- It is about to embark on an equally disastrous process of expropriation without compensation?
The ANC’s first motivation is its ideological commitment – confirmed by its Nasrec resolutions – to impose equality through wealth redistribution – rather than by evolving equality through decent education, sustained economic growth and job creation.
The ANC is right about the inequality of health care delivery. Public health expenditure for 2019-20 is +/- R230 billion – which is only 4.1% of GDP compared with a global average of 6.3%. However, 4.5% of GDP (52% of the total health spend) is spent on private health care for only the 16% of South Africans who are covered by medical insurance and the 8% -10% who pay for private medical care from their own pockets. (It is important to note that this is not a black/white thing: only one-third of those with access to private medical care are white).
What the ANC forgets is that the 4.5% of GDP that citizens and companies pay for private medical care is discretionary spending from their after-tax incomes.
The ANC is desperate to proceed at any cost. It seems to believe that complex problems can be solved by convening summits, publishing reports and establishing bureaucracies, instead of allowing individuals, companies and markets to make their own choices. As Chris Hart puts it: the ANC sees all the problems as solutions and all the solutions as problems.
There is a strong argument for the reform of health care delivery. However, this can best be achieved by:
- gradually raising expenditure on public health care from 4.1% to 6% of GDP;
- by fixing the seriously dysfunctional public health care system;
- by making private health care delivery more competitive and efficient; and

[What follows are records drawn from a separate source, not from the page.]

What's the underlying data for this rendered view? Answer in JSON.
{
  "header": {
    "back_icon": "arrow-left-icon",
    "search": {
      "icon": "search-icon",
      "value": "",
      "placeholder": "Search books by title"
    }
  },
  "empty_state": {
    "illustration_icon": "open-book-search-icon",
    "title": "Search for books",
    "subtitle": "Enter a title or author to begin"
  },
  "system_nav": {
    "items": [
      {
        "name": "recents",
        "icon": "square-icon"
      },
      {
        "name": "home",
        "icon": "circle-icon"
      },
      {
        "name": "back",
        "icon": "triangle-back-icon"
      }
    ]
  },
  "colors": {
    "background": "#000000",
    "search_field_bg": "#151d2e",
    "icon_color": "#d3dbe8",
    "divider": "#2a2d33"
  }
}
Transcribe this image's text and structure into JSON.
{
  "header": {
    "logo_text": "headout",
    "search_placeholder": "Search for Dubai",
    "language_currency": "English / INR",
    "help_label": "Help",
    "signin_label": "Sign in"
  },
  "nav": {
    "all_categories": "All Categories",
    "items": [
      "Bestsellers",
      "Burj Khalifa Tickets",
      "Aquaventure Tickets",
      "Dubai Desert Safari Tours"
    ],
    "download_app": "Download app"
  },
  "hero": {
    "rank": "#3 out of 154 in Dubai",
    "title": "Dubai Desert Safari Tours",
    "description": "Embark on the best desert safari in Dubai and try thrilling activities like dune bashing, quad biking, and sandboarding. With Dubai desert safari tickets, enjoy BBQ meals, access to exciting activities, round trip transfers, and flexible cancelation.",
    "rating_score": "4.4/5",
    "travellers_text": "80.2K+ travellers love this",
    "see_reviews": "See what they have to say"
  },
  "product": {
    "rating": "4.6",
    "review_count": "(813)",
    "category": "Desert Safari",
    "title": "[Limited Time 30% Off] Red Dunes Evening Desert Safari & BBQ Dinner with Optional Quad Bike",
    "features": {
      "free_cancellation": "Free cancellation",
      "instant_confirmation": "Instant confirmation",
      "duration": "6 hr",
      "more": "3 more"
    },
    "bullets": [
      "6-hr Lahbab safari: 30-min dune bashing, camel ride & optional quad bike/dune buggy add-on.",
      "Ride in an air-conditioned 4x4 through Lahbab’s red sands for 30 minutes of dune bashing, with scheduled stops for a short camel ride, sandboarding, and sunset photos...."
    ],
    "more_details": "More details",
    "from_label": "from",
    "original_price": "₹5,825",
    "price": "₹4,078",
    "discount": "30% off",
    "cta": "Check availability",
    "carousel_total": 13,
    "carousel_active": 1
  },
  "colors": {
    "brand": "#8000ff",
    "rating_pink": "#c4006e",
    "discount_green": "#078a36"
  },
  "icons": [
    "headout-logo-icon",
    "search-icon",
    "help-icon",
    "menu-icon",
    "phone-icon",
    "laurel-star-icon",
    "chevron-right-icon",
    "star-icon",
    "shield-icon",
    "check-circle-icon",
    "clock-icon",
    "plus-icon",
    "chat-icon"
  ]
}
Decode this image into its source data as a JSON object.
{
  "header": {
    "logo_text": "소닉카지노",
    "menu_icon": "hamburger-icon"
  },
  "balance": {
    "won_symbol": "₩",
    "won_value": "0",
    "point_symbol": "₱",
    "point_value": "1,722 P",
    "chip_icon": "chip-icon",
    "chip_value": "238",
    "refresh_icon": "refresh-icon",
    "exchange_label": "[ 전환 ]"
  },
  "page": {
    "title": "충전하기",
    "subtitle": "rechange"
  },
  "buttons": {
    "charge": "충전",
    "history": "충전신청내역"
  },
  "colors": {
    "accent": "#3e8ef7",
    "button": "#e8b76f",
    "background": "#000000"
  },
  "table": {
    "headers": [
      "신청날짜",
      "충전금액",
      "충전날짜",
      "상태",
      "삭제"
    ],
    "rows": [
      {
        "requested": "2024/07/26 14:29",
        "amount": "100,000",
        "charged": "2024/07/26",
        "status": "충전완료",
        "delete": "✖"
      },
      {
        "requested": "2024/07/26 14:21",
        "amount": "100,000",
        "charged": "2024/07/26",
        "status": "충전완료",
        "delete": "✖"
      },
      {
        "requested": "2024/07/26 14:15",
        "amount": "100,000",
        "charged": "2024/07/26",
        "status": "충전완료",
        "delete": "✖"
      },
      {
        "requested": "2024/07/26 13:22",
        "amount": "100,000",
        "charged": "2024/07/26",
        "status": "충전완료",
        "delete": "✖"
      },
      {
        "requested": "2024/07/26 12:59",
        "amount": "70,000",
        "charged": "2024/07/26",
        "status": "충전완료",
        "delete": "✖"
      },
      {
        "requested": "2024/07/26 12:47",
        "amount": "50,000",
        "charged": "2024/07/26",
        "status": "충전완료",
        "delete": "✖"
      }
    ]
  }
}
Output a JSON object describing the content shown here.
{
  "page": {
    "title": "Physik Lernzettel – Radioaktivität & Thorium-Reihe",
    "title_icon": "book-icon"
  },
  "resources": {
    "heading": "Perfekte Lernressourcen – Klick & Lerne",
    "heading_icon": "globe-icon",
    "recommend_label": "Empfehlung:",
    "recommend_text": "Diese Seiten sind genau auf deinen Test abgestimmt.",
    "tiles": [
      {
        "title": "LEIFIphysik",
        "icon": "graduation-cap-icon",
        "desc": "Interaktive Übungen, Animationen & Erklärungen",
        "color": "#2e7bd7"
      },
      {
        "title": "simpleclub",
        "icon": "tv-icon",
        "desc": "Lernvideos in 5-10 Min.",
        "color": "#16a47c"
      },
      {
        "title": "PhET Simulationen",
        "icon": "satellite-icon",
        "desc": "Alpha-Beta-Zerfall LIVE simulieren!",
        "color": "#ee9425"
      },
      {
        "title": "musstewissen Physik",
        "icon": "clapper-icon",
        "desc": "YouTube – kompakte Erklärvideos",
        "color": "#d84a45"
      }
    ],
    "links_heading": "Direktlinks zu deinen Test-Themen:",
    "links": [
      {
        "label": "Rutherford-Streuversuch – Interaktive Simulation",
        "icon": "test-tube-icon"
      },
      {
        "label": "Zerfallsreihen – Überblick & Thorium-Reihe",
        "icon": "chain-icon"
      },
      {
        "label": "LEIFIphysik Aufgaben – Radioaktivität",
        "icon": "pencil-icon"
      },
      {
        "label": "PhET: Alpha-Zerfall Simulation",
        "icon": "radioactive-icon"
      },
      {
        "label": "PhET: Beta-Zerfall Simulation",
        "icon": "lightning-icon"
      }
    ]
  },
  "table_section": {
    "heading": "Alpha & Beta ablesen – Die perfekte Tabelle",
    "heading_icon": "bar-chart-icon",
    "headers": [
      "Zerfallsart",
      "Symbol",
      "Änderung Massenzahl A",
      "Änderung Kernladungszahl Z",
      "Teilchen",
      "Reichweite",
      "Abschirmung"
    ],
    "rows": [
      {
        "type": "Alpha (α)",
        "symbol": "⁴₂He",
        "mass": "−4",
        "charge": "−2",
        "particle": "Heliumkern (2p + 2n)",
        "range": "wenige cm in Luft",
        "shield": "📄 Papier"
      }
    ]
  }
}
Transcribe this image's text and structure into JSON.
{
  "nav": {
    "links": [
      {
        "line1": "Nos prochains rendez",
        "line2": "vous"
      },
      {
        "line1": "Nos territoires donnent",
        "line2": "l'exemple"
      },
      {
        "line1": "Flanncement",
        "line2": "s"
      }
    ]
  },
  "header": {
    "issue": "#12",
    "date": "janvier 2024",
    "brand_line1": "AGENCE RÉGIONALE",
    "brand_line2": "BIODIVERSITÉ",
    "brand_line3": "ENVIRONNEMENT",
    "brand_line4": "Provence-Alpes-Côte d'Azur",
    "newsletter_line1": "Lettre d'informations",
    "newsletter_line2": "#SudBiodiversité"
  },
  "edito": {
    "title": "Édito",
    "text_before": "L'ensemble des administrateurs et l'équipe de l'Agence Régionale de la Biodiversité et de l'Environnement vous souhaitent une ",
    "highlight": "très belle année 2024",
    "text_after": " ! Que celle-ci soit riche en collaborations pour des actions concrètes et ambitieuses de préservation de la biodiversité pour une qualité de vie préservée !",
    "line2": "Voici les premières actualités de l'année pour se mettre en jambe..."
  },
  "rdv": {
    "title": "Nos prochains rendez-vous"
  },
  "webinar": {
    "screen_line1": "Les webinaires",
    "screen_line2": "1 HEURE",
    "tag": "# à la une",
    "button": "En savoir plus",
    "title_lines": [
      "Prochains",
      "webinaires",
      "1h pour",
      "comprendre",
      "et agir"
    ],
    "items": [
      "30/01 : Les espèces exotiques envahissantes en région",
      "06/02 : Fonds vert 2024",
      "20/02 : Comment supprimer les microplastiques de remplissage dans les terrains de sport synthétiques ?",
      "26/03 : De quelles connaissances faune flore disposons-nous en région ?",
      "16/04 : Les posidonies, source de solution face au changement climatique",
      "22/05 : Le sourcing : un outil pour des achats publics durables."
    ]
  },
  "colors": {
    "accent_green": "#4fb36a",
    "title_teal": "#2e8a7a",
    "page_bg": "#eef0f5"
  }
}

- by incentivising companies to extend medical insurance to many more of their employees.
There are, however, a number of reasons why the NHI might not be implemented as envisaged:
- aspects of the NHI Bill may be unconstitutional, particularly because of the manner in which it will erode the concurrent responsibility of provinces for the provision of health care;
- the NHI will prove to be unaffordable – especially if South Africa is forced to go to the IMF for a bail-out;and
- the scheme will have a negative impact on the healthcare of the ANC’s own leadership and middle-class base.
The NHI is full of good intentions. However, the road to health care perdition is paved with such intentions and terminates in potentially disastrous unintended consequences. All those who are concerned about the extension of more equitable health care to all the people of South Africa should say “No!” to the NHI. They should unite to work for a fair and practical system that will significantly improve public health care delivery – and that will not, at the same time, erode South Africa’s existing private health care system.
By Dave Steward: Chairman, FW de Klerk Foundation
23 August 2019